(Data about app and page elements)
════════════════

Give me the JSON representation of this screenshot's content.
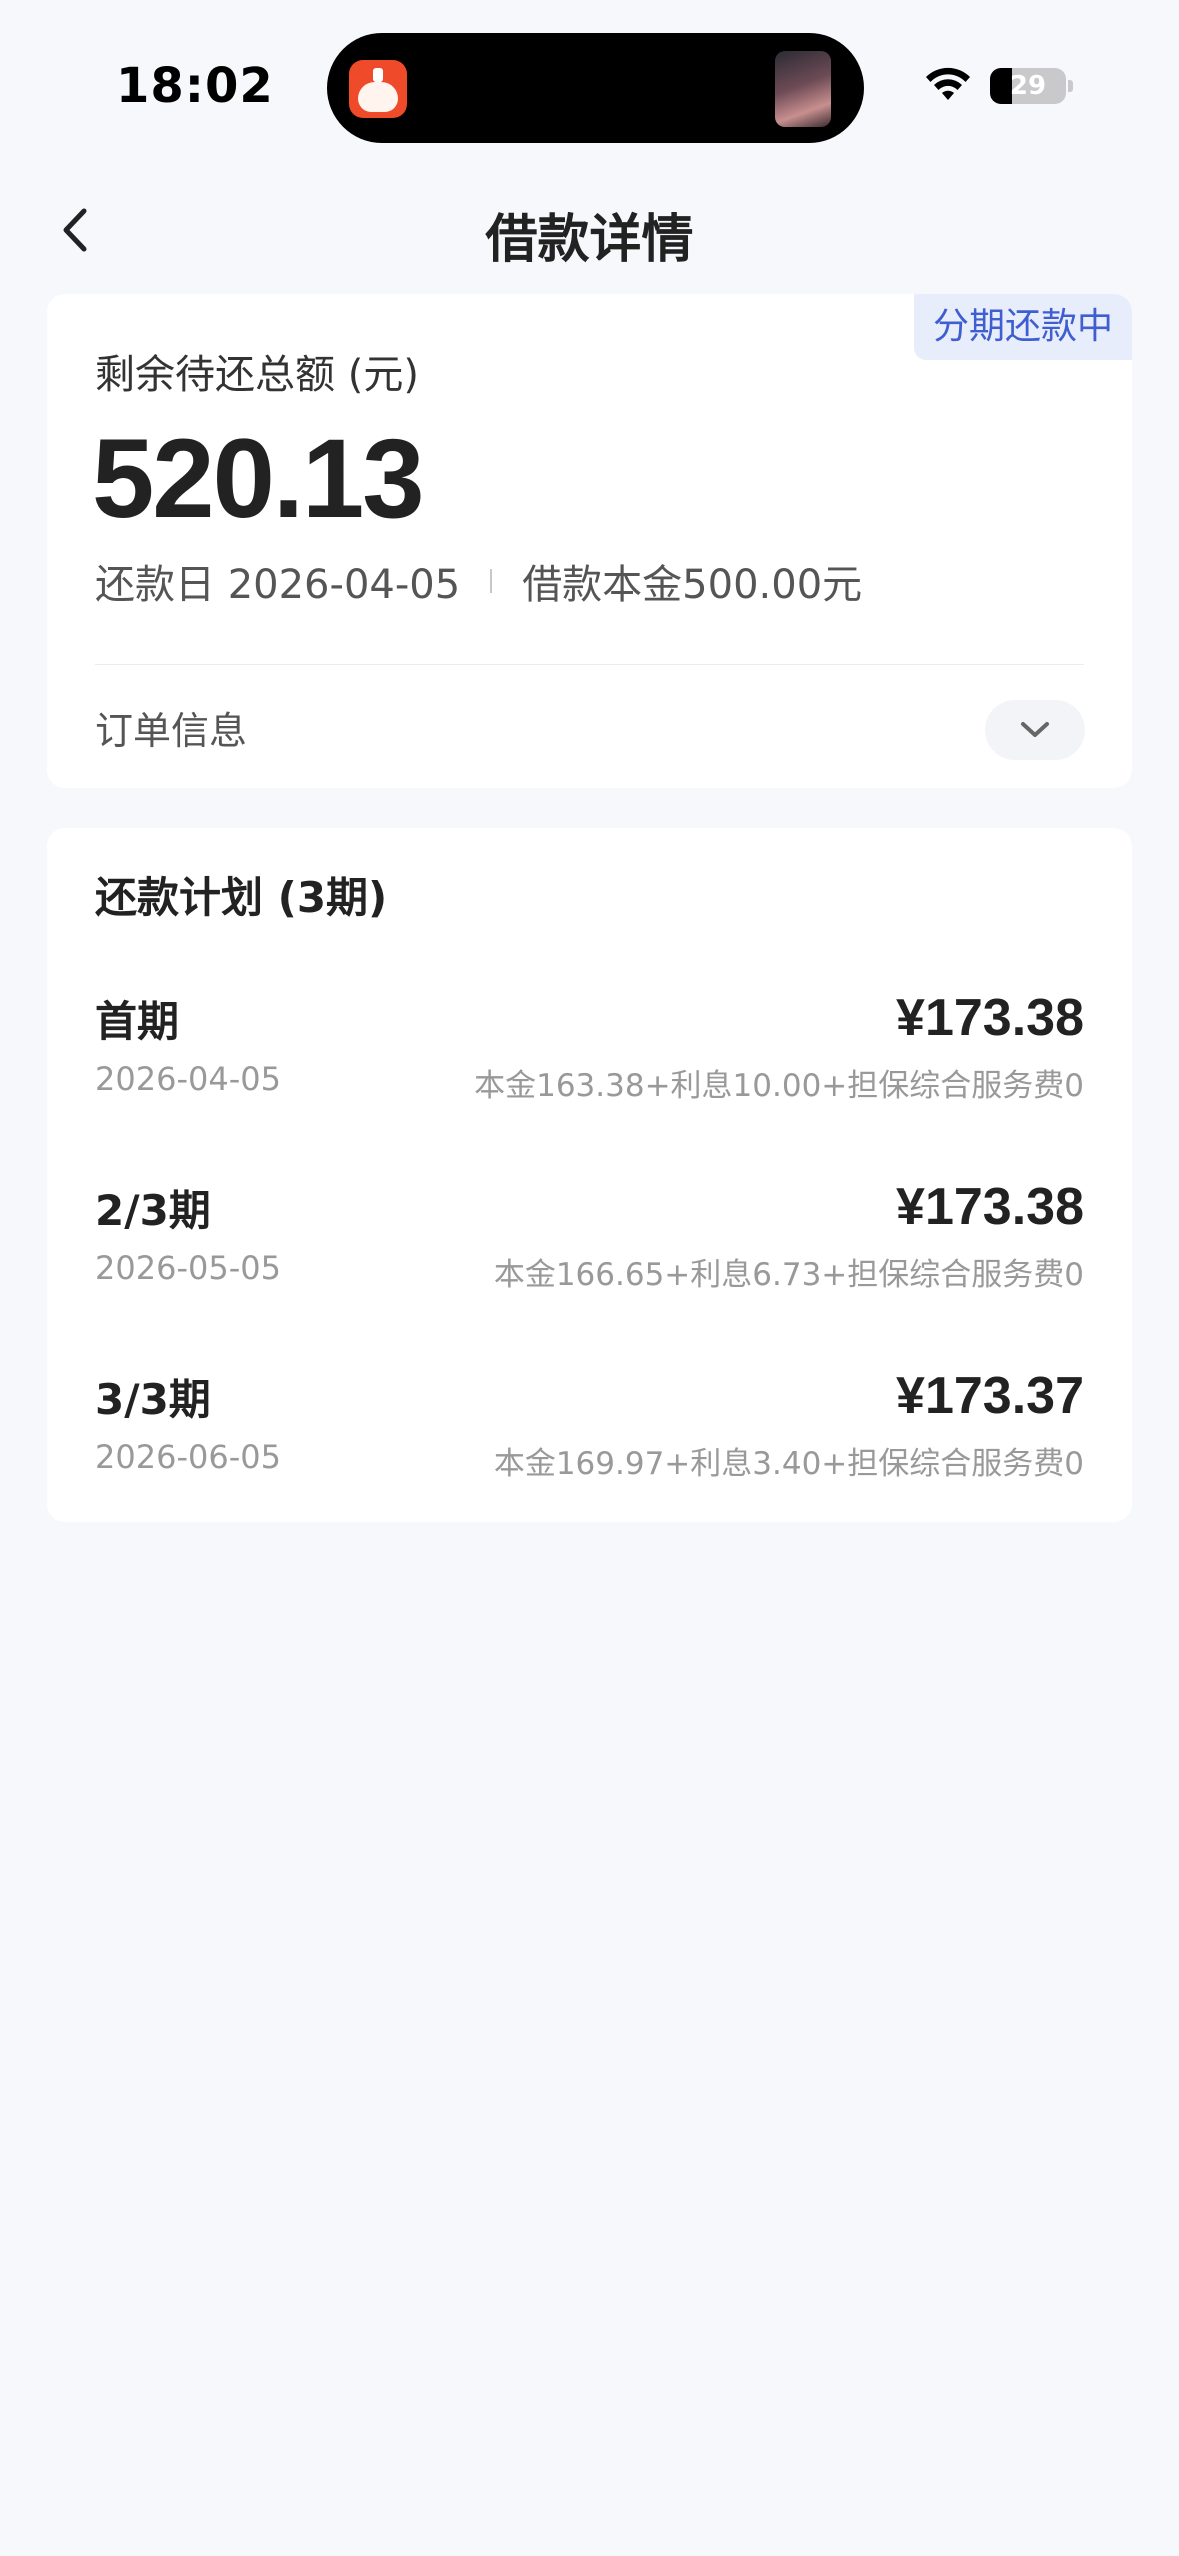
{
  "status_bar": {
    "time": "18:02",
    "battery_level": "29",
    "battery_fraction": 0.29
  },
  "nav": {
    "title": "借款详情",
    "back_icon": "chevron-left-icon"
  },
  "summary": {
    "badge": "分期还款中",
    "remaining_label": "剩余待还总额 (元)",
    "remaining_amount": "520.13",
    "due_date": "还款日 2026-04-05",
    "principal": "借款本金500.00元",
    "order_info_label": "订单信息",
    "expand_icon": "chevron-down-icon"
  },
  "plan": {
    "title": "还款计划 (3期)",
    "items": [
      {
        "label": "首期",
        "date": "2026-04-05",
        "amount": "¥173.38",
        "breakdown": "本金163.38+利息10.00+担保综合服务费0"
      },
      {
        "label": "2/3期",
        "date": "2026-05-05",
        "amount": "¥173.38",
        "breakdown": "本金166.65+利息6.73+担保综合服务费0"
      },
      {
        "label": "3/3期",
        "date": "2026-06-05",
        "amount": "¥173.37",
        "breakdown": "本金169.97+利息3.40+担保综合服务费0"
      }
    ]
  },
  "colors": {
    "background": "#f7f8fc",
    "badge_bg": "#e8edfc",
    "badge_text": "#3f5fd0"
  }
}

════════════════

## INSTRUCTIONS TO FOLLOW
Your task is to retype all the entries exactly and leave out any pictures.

## OUTPUT
Give me the JSON representation of this screenshot's content.
{
  "status_bar": {
    "time": "18:02",
    "battery_level": "29",
    "battery_fraction": 0.29
  },
  "nav": {
    "title": "借款详情",
    "back_icon": "chevron-left-icon"
  },
  "summary": {
    "badge": "分期还款中",
    "remaining_label": "剩余待还总额 (元)",
    "remaining_amount": "520.13",
    "due_date": "还款日 2026-04-05",
    "principal": "借款本金500.00元",
    "order_info_label": "订单信息",
    "expand_icon": "chevron-down-icon"
  },
  "plan": {
    "title": "还款计划 (3期)",
    "items": [
      {
        "label": "首期",
        "date": "2026-04-05",
        "amount": "¥173.38",
        "breakdown": "本金163.38+利息10.00+担保综合服务费0"
      },
      {
        "label": "2/3期",
        "date": "2026-05-05",
        "amount": "¥173.38",
        "breakdown": "本金166.65+利息6.73+担保综合服务费0"
      },
      {
        "label": "3/3期",
        "date": "2026-06-05",
        "amount": "¥173.37",
        "breakdown": "本金169.97+利息3.40+担保综合服务费0"
      }
    ]
  },
  "colors": {
    "background": "#f7f8fc",
    "badge_bg": "#e8edfc",
    "badge_text": "#3f5fd0"
  }
}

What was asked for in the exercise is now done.